"What was the name of the woman who raised you?"
"I don't know her real name; she made me call her Gaia."
The smoke swirls in shades of blue. My head throbs with a dull ache, probably from dehydration.
"And... are you happy there?" I ask.
Her gaze wanders down before coming back up to me. "What do you mean? I'm never unhappy."
I've never heard anything like that before. I must've frowned too much, because right after that she says: "I'm alive, aren't I? The sun shines every morning, and when it doesn't, I light the fireplace and the fire takes its place. My goats and chickens listen to my every thought, and when they sleep, the moon keeps me company. The forest is my home. Every tree, every living thing has taken me in as a part of it. How can I not be happy there?"
My mouth goes dry from holding it open. A yawn stretches her face.
"Come with me," I say as I stand up and walk into my bedroom. "You can sleep here. I've some work to do and then I'll just sleep on the couch."
Without waiting for her response, I leave and sit down at my desk. Her gaze lingers on me before she crawls into bed without closing the door. A warm feeling floods my chest; maybe that means she trusts me now. The computer screen presses on my eyes before I turn down the brightness. The last thing I remember is resting my forehead on my arm to relieve the headache. It didn't feel like I was asleep, but I must've slept for a few hours because as Sofia shakes me by the shoulder, morning light filters through the windows.

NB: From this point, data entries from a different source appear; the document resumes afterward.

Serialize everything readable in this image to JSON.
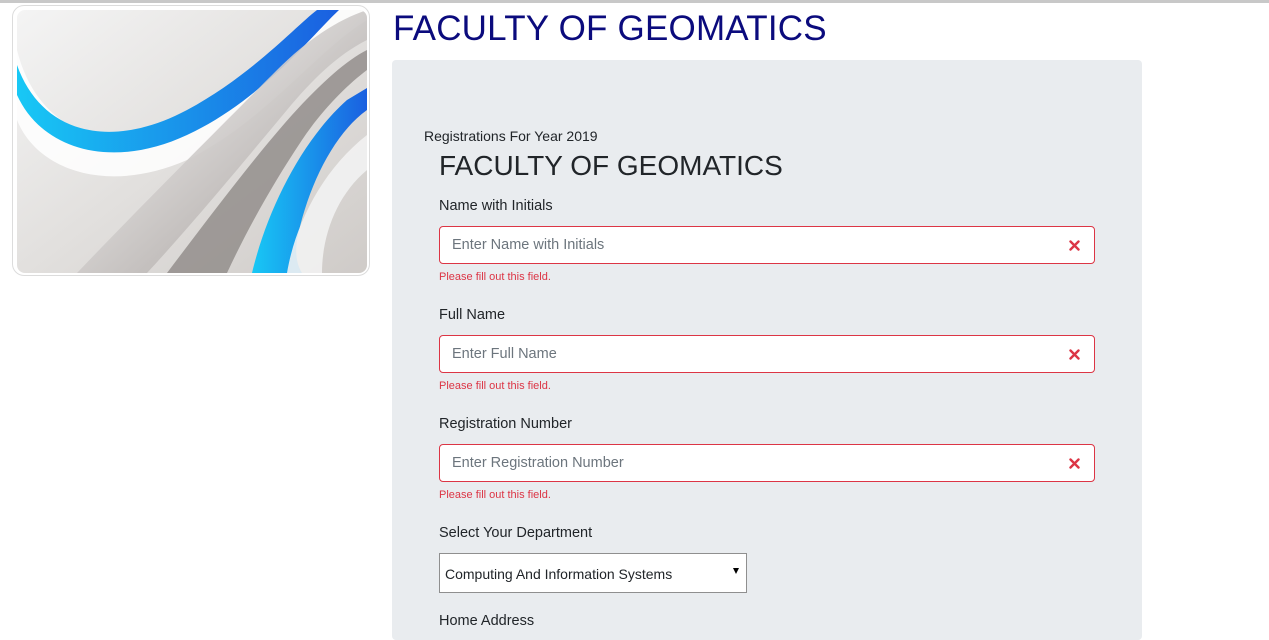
{
  "header": {
    "title": "FACULTY OF GEOMATICS"
  },
  "form": {
    "registration_year_text": "Registrations For Year 2019",
    "heading": "FACULTY OF GEOMATICS",
    "fields": [
      {
        "label": "Name with Initials",
        "placeholder": "Enter Name with Initials",
        "value": "",
        "error": "Please fill out this field.",
        "icon": "clear-x-icon"
      },
      {
        "label": "Full Name",
        "placeholder": "Enter Full Name",
        "value": "",
        "error": "Please fill out this field.",
        "icon": "clear-x-icon"
      },
      {
        "label": "Registration Number",
        "placeholder": "Enter Registration Number",
        "value": "",
        "error": "Please fill out this field.",
        "icon": "clear-x-icon"
      }
    ],
    "department": {
      "label": "Select Your Department",
      "selected": "Computing And Information Systems",
      "icon": "caret-down-icon"
    },
    "home_address": {
      "label": "Home Address"
    }
  },
  "colors": {
    "title": "#0b0b7d",
    "panel": "#e9ecef",
    "error": "#dc3545",
    "accent_blue": "#1e9bff"
  }
}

"Aiden, wake up! I have to feed the chickens!"
"What?" I mutter with a bitter taste in my mouth.
"They get cranky if they don't eat at exactly 6am!"
"Oh yes, the chickens," I say, as if this is a normal, daily occurrence. I stand up stiff as a tin man and search for my jacket. I also hand Sofia a pair of pants and some socks. She's swimming in them, with only her cute little head sticking out.
The streets are damp, people with sleepy faces trudge to work. I usually go to bed at this time. Sofia starts bouncing up and down to a pop song playing on the radio. I turn the volume up, which makes her even happier. As soon as we enter the dirt road through the woods, I turn off the radio and ask her: "Where do you want me to drop you off?"
"Right here is just fine."
"I can walk you to your house if you want."
"That will not be necessary. You have been so kind to me." Her eyes are bright blue and shine in the morning sun.
"I thought your eyes were a different color." I giggle.
"Oh, they change color depending on the weather." She grins, showing all her teeth.
I wince as she leans over the gear stick to give me a hug.
"I'll never forget you, Aiden." Her voice rings dull in my chest.
I'm not sure what happened, but I wake up with my head lying back on the headrest. I can tell by the sun that it must be about noon. I hurriedly get out of the car and call out: "Sofia!"
Nothing. Just the wind blowing over the leaves. Have I imagined everything? The bloodstain is still on the back seats. As I turn on the ignition, the radio plays the same pop song Sofia was jamming to. At least I hope she got home safe.